What shirts can you use with Cricut Infusible Ink? Are their blanks the only option? Here is a side-by-side comparison of some different options you can buy in store today!
I finally have gotten around to playing with the new Cricut Infusible Ink, and it’s safe to say I’m pretty obsessed.
I have been SO impressed with the professional quality of the results of the Infusible Ink. When I showed Forrest some of my projects, he was like “You really did that with your Cricut?!”
While it’s really cool, I know part of the frustration people have been having is that Cricut only has approved for use of Infusible Ink with their branded products that have been created specifically for Infusible Ink.
Of course, that hasn’t stopped people from trying other canvases – myself included!
I had heard that if you used a shirt that was over 50% polyester (the higher the better), you should be able to get decent results…so I decided to try and find a shirt like this, as well as test out how it looked on a regular, 100% cotton shirt – and compare both to the Cricut t-shirts.
A lot of people have talked about how you can get some high polyester blend shirts at Walmart. I walked around the store FOREVER, and I eventually found a “George” branded shirt that was 65% polyester in the men’s department.
I believe the Cricut shirts are 95%, so I was hoping to find a shirt closer to that. But I figured 65% was a good place to start.
I also picked up a Gildan Cotton Shirt, which are the shirts you can find at every craft store. I didn’t have high hopes for this, but I just wanted to be able to do a good photo comparison for you all.

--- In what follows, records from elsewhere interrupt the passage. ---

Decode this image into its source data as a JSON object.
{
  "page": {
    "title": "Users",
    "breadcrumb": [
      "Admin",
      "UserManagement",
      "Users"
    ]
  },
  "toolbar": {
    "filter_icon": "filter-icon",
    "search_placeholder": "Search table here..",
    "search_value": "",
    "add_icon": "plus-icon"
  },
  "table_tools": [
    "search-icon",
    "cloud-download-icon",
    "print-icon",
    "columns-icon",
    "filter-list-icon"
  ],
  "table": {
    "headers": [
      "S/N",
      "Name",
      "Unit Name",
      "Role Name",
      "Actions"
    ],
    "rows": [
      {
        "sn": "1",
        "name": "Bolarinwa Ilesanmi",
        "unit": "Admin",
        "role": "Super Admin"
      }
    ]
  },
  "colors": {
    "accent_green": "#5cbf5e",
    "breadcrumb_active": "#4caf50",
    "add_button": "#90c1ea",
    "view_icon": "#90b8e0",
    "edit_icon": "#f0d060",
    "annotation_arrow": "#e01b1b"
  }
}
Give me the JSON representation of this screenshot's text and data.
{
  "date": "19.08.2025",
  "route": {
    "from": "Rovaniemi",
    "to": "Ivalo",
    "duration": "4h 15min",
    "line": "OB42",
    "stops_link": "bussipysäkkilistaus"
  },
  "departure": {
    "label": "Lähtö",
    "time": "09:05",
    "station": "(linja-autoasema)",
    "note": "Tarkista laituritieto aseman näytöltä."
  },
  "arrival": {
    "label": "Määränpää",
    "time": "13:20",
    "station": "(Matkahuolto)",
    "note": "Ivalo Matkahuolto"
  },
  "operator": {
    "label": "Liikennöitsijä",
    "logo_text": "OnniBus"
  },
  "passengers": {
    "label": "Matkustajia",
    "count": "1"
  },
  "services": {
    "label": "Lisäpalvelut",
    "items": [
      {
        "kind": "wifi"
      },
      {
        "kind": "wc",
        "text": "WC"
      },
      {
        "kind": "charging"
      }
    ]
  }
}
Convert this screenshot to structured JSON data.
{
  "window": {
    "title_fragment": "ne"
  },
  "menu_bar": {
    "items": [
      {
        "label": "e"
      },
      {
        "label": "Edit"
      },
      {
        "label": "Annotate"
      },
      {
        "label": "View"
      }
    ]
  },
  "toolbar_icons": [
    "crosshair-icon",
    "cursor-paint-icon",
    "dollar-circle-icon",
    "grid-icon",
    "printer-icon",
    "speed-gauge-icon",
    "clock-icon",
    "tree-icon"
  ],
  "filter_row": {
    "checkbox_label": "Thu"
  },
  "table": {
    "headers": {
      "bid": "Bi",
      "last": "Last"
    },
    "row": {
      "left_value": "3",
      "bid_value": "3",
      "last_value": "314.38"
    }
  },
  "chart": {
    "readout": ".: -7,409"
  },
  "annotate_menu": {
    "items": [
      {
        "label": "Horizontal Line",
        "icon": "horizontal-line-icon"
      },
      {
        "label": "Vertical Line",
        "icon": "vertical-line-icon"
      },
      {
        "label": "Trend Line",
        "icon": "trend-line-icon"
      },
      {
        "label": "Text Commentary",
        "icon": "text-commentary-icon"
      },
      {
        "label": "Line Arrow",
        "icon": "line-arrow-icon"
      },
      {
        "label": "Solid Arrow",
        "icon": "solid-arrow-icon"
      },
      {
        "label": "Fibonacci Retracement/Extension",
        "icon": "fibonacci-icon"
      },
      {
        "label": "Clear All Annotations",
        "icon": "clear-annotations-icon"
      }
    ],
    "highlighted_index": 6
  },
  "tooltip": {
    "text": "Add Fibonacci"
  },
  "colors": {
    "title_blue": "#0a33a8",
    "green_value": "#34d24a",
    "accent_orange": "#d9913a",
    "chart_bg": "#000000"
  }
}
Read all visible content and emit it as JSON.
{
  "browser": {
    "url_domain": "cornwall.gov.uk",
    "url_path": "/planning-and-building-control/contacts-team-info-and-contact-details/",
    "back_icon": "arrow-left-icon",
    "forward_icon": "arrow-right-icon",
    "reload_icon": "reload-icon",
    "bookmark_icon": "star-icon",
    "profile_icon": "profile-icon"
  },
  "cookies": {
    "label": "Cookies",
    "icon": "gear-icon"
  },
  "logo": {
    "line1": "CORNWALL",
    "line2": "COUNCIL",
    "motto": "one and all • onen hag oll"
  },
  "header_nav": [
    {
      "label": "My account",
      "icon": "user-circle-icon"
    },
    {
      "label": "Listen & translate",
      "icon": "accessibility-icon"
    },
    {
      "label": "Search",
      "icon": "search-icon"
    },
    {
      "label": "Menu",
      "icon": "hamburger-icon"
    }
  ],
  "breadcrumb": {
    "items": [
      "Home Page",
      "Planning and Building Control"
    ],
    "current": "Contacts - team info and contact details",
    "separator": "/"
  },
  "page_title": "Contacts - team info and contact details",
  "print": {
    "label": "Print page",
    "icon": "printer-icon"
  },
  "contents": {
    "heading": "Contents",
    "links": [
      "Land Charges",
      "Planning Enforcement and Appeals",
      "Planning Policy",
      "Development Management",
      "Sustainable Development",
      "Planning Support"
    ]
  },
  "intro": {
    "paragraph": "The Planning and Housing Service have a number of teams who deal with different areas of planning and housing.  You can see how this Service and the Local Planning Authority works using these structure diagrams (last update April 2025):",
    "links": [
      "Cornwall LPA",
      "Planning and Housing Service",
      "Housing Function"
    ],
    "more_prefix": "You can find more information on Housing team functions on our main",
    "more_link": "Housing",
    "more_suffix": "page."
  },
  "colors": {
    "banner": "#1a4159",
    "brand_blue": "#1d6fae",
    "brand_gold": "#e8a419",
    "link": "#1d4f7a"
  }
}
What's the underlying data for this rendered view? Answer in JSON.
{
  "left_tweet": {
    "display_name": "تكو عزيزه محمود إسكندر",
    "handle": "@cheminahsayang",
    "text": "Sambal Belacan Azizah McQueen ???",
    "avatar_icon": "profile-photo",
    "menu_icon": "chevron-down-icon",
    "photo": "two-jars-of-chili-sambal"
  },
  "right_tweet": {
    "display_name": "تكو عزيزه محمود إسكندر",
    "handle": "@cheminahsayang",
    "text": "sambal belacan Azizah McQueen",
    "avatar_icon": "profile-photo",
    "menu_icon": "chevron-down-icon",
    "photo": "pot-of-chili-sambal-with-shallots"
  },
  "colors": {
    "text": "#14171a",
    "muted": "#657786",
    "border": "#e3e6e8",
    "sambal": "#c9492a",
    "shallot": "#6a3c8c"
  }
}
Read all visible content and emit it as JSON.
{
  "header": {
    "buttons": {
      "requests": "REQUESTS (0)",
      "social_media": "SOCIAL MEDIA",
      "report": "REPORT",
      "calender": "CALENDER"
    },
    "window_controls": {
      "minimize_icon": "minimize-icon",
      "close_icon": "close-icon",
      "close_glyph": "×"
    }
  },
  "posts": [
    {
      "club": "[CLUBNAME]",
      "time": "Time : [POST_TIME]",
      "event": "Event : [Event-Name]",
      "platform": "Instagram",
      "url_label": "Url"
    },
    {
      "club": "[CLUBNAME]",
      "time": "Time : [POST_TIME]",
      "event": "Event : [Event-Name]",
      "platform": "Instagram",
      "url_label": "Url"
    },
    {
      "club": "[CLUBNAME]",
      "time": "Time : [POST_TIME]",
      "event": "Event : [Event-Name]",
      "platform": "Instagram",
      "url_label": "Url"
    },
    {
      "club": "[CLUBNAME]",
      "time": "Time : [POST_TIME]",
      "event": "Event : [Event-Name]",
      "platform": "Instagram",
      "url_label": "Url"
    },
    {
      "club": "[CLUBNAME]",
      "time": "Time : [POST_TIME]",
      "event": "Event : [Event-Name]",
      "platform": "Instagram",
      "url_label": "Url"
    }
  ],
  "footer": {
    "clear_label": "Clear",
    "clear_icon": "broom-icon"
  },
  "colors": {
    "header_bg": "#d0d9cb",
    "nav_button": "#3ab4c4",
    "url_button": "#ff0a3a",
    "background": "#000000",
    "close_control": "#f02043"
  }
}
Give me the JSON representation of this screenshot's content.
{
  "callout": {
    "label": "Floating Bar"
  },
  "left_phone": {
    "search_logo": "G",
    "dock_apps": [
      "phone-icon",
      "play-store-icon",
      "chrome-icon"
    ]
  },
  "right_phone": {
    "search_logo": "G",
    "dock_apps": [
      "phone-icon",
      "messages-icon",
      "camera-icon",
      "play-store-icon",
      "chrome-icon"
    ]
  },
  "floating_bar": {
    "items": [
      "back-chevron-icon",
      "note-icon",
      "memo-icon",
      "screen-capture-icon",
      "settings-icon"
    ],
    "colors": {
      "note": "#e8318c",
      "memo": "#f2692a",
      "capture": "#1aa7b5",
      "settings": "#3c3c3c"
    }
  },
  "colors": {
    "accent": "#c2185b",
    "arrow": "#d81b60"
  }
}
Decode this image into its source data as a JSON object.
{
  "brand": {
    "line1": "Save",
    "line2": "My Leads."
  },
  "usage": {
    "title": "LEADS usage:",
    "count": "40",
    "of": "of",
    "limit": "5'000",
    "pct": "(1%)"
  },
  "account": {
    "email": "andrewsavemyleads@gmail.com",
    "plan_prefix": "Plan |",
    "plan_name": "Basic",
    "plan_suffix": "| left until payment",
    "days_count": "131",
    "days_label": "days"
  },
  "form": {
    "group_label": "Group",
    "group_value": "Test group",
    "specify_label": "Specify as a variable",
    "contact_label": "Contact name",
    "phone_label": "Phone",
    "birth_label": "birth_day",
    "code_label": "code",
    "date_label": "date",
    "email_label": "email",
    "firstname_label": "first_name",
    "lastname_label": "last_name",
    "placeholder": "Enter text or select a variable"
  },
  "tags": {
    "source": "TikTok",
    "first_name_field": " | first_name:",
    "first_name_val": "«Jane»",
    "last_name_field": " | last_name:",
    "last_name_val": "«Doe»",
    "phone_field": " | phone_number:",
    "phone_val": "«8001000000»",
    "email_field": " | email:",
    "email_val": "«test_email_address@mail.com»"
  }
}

If you search “High polyester shirts” or “sublimation t-shirts” you should be able to find shirts with even higher polyester blends online for a good price. I’m planning to order some from this website to see how they do.
Below are the results! I used the same colors of Infusible Ink on both of these in order to make the comparison as clear as possible.
Curious about Infusible Ink Pens? Don’t miss this post – Cricut Infusible Ink Pens: Tips and Tricks for Getting Started
This post is not sponsored by Cricut – all Infusible Ink products were purchased myself 🙂
CRICUT INFUSIBLE INK SHIRT
Materials: This is made from 95% polyester and 5% spandex. I loved the feel of it, and it is really good quality. This woman’s v-neck shirt comes in five different sizes (small through extra-large).
One complaint I have read is that the sizing doesn’t seem right for the shirts. Personally, the woman’s v-neck fit just like I would expect it to, but I haven’t checked out the other shirts yet. So that is something to keep in mind.
Here is how it looked after I put the Infusible Ink on:
It looks very vibrant and professional in my opinion.
Materials: 65% polyester, 35% cotton. I also liked the feel of this shirt, though I wish I’d found a version in more of a woman’s cut.
Cost: I believe it was $3.99.
It did transfer over completely, and it did have some brightness to it. However, there was a clear loss of quality from the Cricut shirt. I definitely am interested in finding a higher polyester shirt to use – but I would use this one again in a pinch!
Forrest mentioned it just looked like it had been washed a few times.
GILDAN Cotton Shirt
Materials: 100% Cotton
I was so annoyed at myself after I made this shirt, because it was actually my favorite design!
Clearly, the colors are not super vibrant. When I looked at it afterward, I felt like it looked like a shirt I may have had and loved for 10+ years because of how faded it was – but that’s just how it looked right after I made it!
So, there you have it – just a quick comparison. For the very best results, I would definitely use the Cricut shirts – but a higher polyester blend should work fine as well. I am anxious to try getting one that’s closer to the 95% that the Cricut shirt is and compare those. $9.99 isn’t terrible for a shirt – especially because it is nice quality…but I wouldn’t mind paying less and have an option that is available at more local stores.